Multilingual BERT is a single language model pre-trained from monolingual corpora in 104 languages using Wikipedia data. The model allows for zero-shot learning across languages, which means one can train data in a particular language and then apply the trained model to data in some other language. Thus, this model obtained impressive results on a zero-shot cross-lingual natural inference task.
BERT has further been extended to include several languages. Besides Multilingual BERT (mBERT), there are a number of BERTs available such as A Lite BERT (ALBERT), RoBERTa, etc. According to the researchers, while the multi- and cross-lingual BERT representations allow zero-shot learning and capture universal semantic structures, they do gloss over language-specific differences. This is the main reason behind the development of the number of language-specific BERT models.
In order to navigate the potential of constant development on these BERT models, the researchers introduced a website called BertLang. In this website, the researchers gathered different language-specific models, which have been introduced on a variety of tasks and data sets.
The BertLang website currently includes 30 BERT-based models, 18 languages and 28 tasks. According to the researchers, this website is a collaborative resource to help researchers understand and find the best BERT model for a given dataset, task and language. The website provides a searchable interface as well as the possibility to add new information.
With the impressive progress of NLP techniques in various domains, there has been an increase in the number of language-specific BERT models developed by the NLP researchers but which model provides the best performance is still in a vague state. In this project, the researchers evaluated the potential of mBERT as a universal language model by comparing it with the performance of other language-specific models.
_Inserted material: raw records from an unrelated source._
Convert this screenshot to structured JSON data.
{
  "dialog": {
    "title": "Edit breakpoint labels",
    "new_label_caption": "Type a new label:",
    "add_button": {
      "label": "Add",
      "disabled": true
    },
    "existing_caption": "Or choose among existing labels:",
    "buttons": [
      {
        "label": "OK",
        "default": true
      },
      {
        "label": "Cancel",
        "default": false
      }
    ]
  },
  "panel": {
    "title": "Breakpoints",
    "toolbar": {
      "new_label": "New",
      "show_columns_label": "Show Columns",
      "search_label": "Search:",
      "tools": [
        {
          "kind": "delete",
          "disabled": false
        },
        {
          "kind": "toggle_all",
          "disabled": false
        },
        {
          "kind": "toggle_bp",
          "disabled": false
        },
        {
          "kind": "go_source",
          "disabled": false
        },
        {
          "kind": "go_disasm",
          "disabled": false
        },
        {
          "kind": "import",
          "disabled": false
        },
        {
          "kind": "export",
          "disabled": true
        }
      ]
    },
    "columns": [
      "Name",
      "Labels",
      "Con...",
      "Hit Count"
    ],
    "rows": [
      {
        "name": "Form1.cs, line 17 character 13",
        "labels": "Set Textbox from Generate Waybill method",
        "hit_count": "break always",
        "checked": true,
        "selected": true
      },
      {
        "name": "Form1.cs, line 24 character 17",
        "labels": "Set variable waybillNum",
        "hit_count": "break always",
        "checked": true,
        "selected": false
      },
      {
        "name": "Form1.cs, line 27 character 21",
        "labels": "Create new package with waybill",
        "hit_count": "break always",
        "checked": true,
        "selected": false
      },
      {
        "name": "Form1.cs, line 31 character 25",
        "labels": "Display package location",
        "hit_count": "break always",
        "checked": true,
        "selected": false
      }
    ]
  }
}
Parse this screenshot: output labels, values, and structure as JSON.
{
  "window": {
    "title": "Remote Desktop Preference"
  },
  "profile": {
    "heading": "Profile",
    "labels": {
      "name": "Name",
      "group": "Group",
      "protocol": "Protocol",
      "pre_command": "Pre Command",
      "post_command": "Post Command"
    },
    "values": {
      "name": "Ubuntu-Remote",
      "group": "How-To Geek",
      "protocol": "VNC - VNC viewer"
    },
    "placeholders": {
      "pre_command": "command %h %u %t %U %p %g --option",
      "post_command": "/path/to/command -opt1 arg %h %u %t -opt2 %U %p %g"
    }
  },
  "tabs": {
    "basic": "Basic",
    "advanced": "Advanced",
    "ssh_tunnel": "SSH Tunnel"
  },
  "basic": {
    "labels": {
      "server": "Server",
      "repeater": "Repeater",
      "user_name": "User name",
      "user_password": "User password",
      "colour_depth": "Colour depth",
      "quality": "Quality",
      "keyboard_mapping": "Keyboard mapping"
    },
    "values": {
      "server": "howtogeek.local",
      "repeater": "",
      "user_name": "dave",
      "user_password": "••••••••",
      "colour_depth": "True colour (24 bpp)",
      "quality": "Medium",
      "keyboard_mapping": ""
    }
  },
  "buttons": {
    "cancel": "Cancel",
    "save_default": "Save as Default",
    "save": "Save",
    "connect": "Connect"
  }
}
The BertLang Street provided by the researchers will help in evaluating the pros and cons of each language-specific model with respect to different dimensions, such as architectures, data domains and tasks.
The contributions of this project by the researchers are mentioned below
- An overall picture of language-specific BERT models from an architectural, task- and domain-related point of view has been presented.
- The researchers summarised the performance of language-specific BERT models and compared with the performance of the multilingual BERT model.
- A new website known as BERT Lang Street is introduced to interactively explore the state-of-the-art models.
Read the paper here.